Partnerships for Learning: Peer Group Influences on Learning Outcomes
The present study reviews the available literature concerning the ways in which peer groups (within and beyond the classroom) influence personal academic achievement for primary and secondary school students. Owing in part to the lack of literature identified, a focus is taken on contextualising the findings of the relevant studies within New Zealand educational practice guidelines. Total variation of peer group academic achievement, level of intrinsic reward gained from academic activities, cultural affiliation, group norms, peer acceptance and friend attachment are explored as possible mediating variables for the commonly observed causal (potentially non-linear) relationship between peer and personal academic performance.
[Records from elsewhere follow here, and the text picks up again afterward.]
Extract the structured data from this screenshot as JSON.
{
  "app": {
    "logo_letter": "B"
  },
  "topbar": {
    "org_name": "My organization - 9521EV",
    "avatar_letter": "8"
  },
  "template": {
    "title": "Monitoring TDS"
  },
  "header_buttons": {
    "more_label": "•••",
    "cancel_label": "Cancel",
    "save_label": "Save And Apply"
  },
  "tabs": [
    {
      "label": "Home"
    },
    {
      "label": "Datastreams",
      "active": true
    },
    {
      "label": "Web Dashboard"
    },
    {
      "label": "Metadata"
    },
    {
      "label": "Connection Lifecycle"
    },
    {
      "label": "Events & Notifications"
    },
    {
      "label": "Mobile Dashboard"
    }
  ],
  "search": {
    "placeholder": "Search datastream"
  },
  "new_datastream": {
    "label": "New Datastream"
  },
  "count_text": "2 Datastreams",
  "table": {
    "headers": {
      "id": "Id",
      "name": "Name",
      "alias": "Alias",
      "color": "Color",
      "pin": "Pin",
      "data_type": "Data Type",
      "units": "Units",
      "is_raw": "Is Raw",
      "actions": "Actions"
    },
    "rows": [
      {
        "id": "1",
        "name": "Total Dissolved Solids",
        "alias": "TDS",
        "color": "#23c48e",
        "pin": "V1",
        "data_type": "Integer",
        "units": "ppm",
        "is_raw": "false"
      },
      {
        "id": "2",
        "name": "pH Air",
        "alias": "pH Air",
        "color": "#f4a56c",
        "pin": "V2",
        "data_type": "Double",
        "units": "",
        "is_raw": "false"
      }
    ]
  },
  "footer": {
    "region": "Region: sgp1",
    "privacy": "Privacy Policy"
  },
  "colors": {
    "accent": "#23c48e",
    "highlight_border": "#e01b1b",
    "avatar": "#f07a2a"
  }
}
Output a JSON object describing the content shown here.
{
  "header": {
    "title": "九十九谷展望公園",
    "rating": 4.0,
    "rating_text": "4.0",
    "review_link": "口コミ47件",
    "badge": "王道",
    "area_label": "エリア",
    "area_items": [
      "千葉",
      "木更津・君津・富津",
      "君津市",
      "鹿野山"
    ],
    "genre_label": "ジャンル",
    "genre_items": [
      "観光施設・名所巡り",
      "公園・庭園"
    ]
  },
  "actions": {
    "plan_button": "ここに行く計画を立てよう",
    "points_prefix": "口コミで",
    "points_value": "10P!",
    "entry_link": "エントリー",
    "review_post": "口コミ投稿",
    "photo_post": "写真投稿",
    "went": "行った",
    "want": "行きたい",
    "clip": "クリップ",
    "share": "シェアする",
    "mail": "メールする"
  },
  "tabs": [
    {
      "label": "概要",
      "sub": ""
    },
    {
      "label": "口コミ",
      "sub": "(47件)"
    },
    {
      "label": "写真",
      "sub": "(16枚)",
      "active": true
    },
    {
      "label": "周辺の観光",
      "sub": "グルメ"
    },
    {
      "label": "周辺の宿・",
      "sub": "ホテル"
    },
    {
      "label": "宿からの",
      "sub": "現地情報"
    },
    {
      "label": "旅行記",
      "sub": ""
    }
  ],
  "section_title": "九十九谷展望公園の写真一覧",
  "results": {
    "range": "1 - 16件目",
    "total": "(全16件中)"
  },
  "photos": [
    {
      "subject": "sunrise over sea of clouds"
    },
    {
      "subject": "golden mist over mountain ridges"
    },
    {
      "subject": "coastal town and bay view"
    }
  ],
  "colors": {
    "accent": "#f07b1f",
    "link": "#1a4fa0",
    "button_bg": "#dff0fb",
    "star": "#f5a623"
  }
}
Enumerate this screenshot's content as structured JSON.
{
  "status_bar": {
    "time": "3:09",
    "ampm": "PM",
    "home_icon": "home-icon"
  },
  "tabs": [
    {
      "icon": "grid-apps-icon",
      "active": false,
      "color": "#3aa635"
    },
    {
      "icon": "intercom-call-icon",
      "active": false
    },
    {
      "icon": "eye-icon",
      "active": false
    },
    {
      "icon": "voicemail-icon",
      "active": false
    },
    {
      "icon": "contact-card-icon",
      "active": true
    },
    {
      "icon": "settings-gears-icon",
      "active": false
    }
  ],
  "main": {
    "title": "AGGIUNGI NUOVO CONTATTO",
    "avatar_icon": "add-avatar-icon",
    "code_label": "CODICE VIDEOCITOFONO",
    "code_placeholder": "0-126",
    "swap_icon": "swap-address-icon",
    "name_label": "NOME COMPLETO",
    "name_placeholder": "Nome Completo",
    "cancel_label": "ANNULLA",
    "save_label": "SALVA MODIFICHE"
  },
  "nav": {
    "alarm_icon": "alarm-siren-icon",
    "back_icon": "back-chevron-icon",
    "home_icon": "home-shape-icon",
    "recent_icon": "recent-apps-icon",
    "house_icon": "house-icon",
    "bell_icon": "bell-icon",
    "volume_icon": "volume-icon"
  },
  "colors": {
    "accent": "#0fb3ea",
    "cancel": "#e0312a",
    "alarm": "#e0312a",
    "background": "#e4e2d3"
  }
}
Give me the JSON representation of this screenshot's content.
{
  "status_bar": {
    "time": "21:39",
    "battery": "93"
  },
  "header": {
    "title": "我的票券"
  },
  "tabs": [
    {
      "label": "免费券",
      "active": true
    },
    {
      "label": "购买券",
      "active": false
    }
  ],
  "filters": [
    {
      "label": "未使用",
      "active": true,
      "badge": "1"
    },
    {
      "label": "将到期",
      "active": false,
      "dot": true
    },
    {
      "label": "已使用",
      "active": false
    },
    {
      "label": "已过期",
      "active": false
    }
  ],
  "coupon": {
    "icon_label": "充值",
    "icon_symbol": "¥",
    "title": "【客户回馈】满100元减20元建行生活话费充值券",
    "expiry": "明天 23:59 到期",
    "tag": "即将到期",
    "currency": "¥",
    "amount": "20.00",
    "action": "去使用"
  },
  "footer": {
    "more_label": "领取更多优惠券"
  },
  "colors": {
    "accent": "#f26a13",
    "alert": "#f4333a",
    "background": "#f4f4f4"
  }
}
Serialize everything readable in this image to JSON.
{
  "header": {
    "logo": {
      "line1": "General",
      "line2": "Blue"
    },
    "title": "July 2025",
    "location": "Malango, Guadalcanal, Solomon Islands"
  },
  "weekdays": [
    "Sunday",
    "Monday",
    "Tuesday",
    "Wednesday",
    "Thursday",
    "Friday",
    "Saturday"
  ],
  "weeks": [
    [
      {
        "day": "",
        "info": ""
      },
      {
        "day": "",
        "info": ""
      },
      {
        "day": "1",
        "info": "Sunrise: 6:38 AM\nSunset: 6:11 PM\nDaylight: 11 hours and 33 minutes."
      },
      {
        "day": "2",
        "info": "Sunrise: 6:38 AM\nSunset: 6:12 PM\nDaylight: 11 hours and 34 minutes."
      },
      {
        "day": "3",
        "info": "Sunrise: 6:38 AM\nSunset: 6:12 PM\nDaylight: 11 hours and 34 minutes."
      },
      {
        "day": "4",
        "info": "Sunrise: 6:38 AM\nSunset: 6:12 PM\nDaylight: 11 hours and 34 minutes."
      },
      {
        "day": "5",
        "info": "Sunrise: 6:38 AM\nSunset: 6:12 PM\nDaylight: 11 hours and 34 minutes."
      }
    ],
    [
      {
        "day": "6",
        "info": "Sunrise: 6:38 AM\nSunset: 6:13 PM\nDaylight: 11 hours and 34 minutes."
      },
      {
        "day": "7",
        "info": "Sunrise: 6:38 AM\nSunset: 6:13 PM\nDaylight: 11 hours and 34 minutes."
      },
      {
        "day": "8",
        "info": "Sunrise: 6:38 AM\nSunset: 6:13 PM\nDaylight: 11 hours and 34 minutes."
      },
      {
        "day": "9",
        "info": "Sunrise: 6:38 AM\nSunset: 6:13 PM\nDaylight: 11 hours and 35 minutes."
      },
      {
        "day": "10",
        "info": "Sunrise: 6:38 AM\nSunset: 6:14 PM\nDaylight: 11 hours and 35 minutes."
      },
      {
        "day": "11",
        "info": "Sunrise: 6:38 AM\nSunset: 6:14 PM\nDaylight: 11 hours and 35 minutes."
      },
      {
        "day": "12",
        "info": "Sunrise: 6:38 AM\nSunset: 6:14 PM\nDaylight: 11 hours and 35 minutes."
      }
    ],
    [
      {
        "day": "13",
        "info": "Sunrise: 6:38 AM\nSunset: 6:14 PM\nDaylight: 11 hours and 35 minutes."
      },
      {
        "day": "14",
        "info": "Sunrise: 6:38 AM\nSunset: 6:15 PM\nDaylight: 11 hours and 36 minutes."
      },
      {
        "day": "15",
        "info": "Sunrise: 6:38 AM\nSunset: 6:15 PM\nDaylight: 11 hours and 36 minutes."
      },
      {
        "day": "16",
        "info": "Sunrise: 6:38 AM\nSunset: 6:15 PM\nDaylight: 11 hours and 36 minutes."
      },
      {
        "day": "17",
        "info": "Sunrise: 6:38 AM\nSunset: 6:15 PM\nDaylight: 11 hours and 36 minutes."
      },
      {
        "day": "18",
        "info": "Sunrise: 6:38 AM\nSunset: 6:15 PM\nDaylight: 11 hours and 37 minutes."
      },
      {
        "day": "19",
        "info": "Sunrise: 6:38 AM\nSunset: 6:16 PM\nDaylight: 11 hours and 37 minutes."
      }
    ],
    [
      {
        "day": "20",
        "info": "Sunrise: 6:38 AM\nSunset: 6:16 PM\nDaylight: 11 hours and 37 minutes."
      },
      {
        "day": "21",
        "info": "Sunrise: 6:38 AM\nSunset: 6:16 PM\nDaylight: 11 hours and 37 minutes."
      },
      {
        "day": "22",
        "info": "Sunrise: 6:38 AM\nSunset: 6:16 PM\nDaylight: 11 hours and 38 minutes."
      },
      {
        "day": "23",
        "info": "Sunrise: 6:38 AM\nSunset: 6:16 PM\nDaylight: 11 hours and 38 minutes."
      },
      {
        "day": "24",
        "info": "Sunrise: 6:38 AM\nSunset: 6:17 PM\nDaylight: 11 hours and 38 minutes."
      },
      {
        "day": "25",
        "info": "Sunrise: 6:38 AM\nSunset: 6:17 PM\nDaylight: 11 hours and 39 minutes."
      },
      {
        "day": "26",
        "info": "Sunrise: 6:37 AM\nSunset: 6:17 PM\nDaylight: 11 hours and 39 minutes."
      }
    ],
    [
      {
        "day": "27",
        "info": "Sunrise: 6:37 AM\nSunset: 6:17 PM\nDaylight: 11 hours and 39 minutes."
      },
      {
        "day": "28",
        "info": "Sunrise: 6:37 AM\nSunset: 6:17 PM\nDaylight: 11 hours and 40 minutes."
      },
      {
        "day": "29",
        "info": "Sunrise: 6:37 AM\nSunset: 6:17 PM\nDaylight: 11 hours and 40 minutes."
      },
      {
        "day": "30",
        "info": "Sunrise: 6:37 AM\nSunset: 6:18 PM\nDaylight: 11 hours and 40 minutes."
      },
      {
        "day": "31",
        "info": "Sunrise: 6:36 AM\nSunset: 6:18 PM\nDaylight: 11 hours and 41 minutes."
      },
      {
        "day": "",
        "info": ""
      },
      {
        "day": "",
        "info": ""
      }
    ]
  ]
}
Suggestions for future research and suggestions for changing classroom practice including extra-curricular activities, reciprocal learning, collaborative reasoning and particularly fostering a community of learners are provided.
- Journal Articles